The second thing is being notoriously tough on rookies.

I find this pretty funny, because Anthony Morrow was on the same team, and Nelson had much kinder words for Morrow. To be fair, Morrow had a better three point shooting percentage that year than Curry. But Don Nelson played to win, and he never played rookies. So even though it was a losing season, it’s very telling that Nelson happened to play Morrow only 6 minutes less than he played Curry per game.

And if you need any proof of Nelson’s hate of rookies, check out this on point rant from Bleacher Report in 2008.

Because Nelson suffers from extreme rookie paranoia, guard Marco Belinelli, who was supposed to be a big deal in the jump-shooting area, almost never gets into games.

Sometimes he doesn't even get into a uniform. There are times he sits behind the Warriors bench, behind it, dressed in a sports coat, looking like a player's little brother or nerdy young cousin who scored a special pass to the game and autographs from all the real players.

What happened to Belinelli isn't the real sin. What Nelson did to Brandan Wright is. Wright is the forward/center who was supposed to be the answer to Nelson's dreams. He's a fast, mobile, dynamic big guy who can score and rebound, and he's been a bench warmer all season long.

Why? Because Nelson doesn't like rookies. God forbid Nelson would have put Wright into games to get him ready. God forbid Nelson would have prepared Wright for times like these when Biedrins is down and the Warriors are in grim form.

Well, sure, Nelson prepared for times like these. He got Webber. Webber arrived and we heard all the hearts and flowers sing, dance, and men achieving maturity and becoming fully evolved with deep sensitivity and learning too. But one question. Can the guy play? Can Webber be the man when Biedrins isn't around? The answer is No, No, and No. Webber retiring is the answer too!

After Wright played 10 minutes against the Sixers and impressed everyone, then and only then did Nelson admit to reporters, "I didn't know if (Wright) would be ready this year, but maybe he proved me wrong. Some of the things he does are things that we need."

Hit me in the head please!

Nelson missed the boat with Wright as he always does with rookies. He should have prepared Wright for this make-or-break moment of the Warriors' season. Unfortunately, he was looking in another direction.

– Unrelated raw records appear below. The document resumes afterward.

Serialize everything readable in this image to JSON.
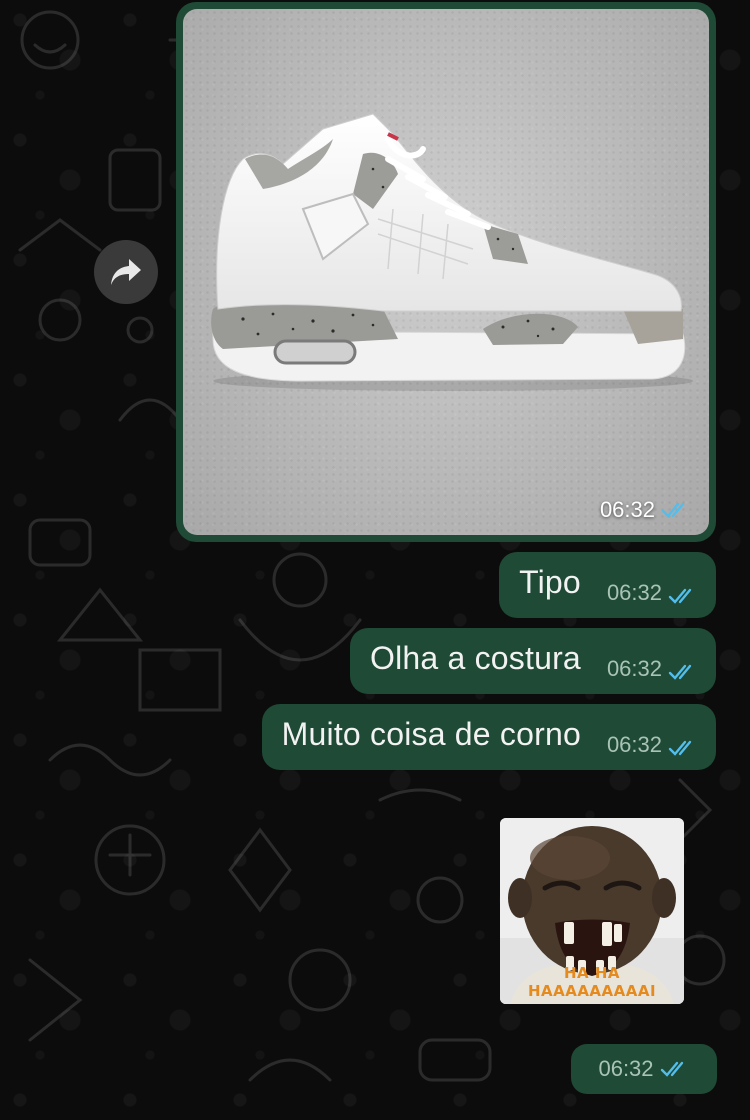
{
  "chat": {
    "image_message": {
      "time": "06:32",
      "status": "read",
      "forward_icon": "forward-arrow-icon"
    },
    "text_messages": [
      {
        "text": "Tipo",
        "time": "06:32",
        "status": "read"
      },
      {
        "text": "Olha a costura",
        "time": "06:32",
        "status": "read"
      },
      {
        "text": "Muito coisa de corno",
        "time": "06:32",
        "status": "read"
      }
    ],
    "sticker_message": {
      "caption": "HA HA HAAAAAAAAAI",
      "time": "06:32",
      "status": "read"
    }
  },
  "colors": {
    "bubble_outgoing": "#1e4a36",
    "tick_read": "#53bdeb",
    "background": "#0b0b0b"
  }
}
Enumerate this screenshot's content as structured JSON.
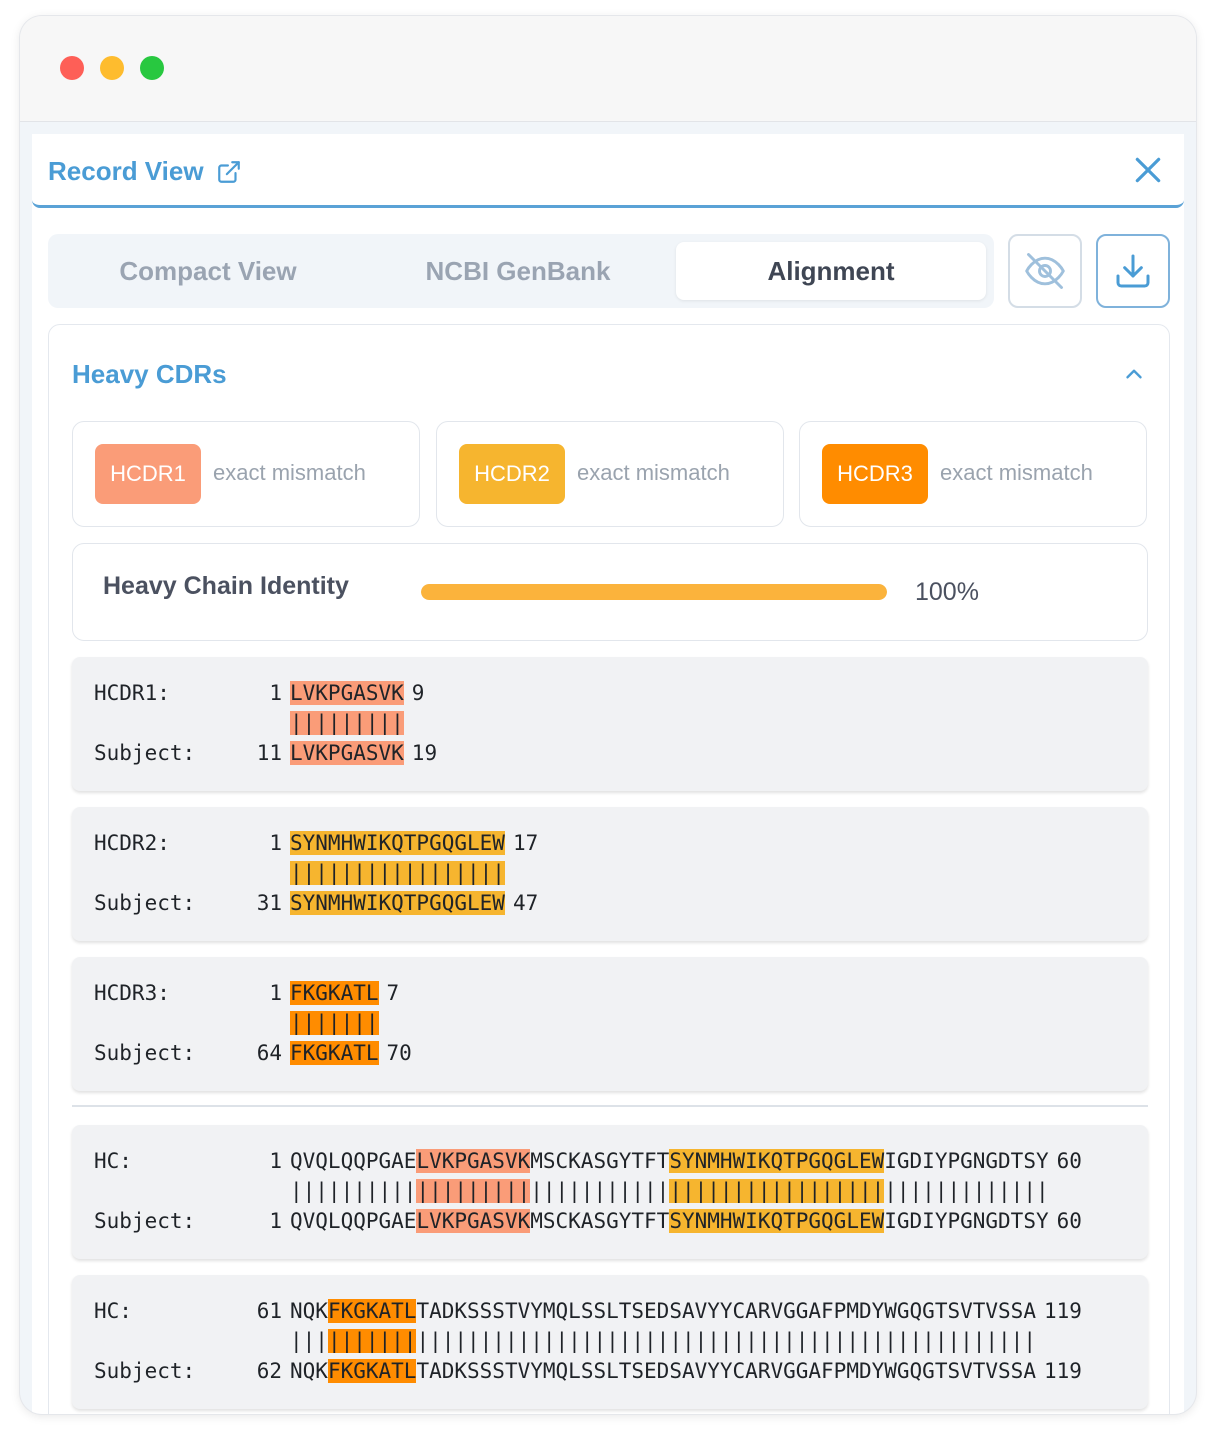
{
  "window": {
    "controls": [
      "close",
      "minimize",
      "zoom"
    ]
  },
  "header": {
    "title": "Record View"
  },
  "tabs": [
    {
      "label": "Compact View",
      "active": false
    },
    {
      "label": "NCBI GenBank",
      "active": false
    },
    {
      "label": "Alignment",
      "active": true
    }
  ],
  "toolbar": {
    "hide_icon": "eye-off-icon",
    "download_icon": "download-icon"
  },
  "cdr_section": {
    "title": "Heavy CDRs",
    "badges": [
      {
        "label": "HCDR1",
        "status": "exact mismatch",
        "color": "#fa9c78"
      },
      {
        "label": "HCDR2",
        "status": "exact mismatch",
        "color": "#f6b52f"
      },
      {
        "label": "HCDR3",
        "status": "exact mismatch",
        "color": "#ff8c00"
      }
    ],
    "identity": {
      "label": "Heavy Chain Identity",
      "value_text": "100%",
      "value": 1.0
    }
  },
  "alignments": [
    {
      "query_label": "HCDR1:",
      "query_start": "1",
      "query_end": "9",
      "subject_label": "Subject:",
      "subject_start": "11",
      "subject_end": "19",
      "segments": [
        {
          "query": "LVKPGASVK",
          "match": "|||||||||",
          "subject": "LVKPGASVK",
          "hl": "h1"
        }
      ]
    },
    {
      "query_label": "HCDR2:",
      "query_start": "1",
      "query_end": "17",
      "subject_label": "Subject:",
      "subject_start": "31",
      "subject_end": "47",
      "segments": [
        {
          "query": "SYNMHWIKQTPGQGLEW",
          "match": "|||||||||||||||||",
          "subject": "SYNMHWIKQTPGQGLEW",
          "hl": "h2"
        }
      ]
    },
    {
      "query_label": "HCDR3:",
      "query_start": "1",
      "query_end": "7",
      "subject_label": "Subject:",
      "subject_start": "64",
      "subject_end": "70",
      "segments": [
        {
          "query": "FKGKATL",
          "match": "|||||||",
          "subject": "FKGKATL",
          "hl": "h3"
        }
      ]
    },
    {
      "query_label": "HC:",
      "query_start": "1",
      "query_end": "60",
      "subject_label": "Subject:",
      "subject_start": "1",
      "subject_end": "60",
      "segments": [
        {
          "query": "QVQLQQPGAE",
          "match": "||||||||||",
          "subject": "QVQLQQPGAE",
          "hl": ""
        },
        {
          "query": "LVKPGASVK",
          "match": "|||||||||",
          "subject": "LVKPGASVK",
          "hl": "h1"
        },
        {
          "query": "MSCKASGYTFT",
          "match": "|||||||||||",
          "subject": "MSCKASGYTFT",
          "hl": ""
        },
        {
          "query": "SYNMHWIKQTPGQGLEW",
          "match": "|||||||||||||||||",
          "subject": "SYNMHWIKQTPGQGLEW",
          "hl": "h2"
        },
        {
          "query": "IGDIYPGNGDTSY",
          "match": "|||||||||||||",
          "subject": "IGDIYPGNGDTSY",
          "hl": ""
        }
      ]
    },
    {
      "query_label": "HC:",
      "query_start": "61",
      "query_end": "119",
      "subject_label": "Subject:",
      "subject_start": "62",
      "subject_end": "119",
      "segments": [
        {
          "query": "NQK",
          "match": "|||",
          "subject": "NQK",
          "hl": ""
        },
        {
          "query": "FKGKATL",
          "match": "|||||||",
          "subject": "FKGKATL",
          "hl": "h3"
        },
        {
          "query": "TADKSSSTVYMQLSSLTSEDSAVYYCARVGGAFPMDYWGQGTSVTVSSA",
          "match": "|||||||||||||||||||||||||||||||||||||||||||||||||",
          "subject": "TADKSSSTVYMQLSSLTSEDSAVYYCARVGGAFPMDYWGQGTSVTVSSA",
          "hl": ""
        }
      ]
    }
  ]
}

Sure, Don Nelson was a little bit of a fool at times. But Morrow was on a team with Marco Bellinelli and Steph Curry, at the same stage of development. And Morrow was considered to be the best shooter.

Meanwhile, Don Nelson made the statement that Morrow is the best shooter he’s EVER coached. Here’s the best shooters who came in second place to Morrow: Dirk Nowitzki, Hubert Davis, Doug Christie, John Starks, Chris Mullin, Mitch Richmond, Dennis Scott, Michael Finley, Steve Nash, Howard Eisley, Nick Van Exel, Antawn Jamison, Jason Terry, Baron Davis, Stephen Jackson, Jason Richardson, and Monta Ellis.

That’s got to mean something. So I’m totally on the Morrow minutes train. I’ve heard enough refrains from Brian Davis about how Morrow goes to practice threes at midnight. The dude signed a contract with OKC to play, and he’s hardly played. Meanwhile, Kanter gets away with defensive play that just doesn’t make sense. Morrow is merely physically limited. I’d rather bench Kanter, dish him for a 3 and D guy, and use Lauvergne with Morrow at this point. Who’s gonna make us pay? The Clippers? Morrow can start a duel with Jamal Crawford, no sweat.

The Thunder need players that play smart. Kevin Durant always played a bit too selfishly, while Westbrook was racking up countless assists. Now, the Thunder are dealing with a headache in Kanter’s defensive positioning. The Thunder went to the finals with Derek Fisher as backup point guard, and Nazr Mohammed as backup center. This team was built on solid defense in the paint, and it’s about time Westbrook got the shooting help he needs.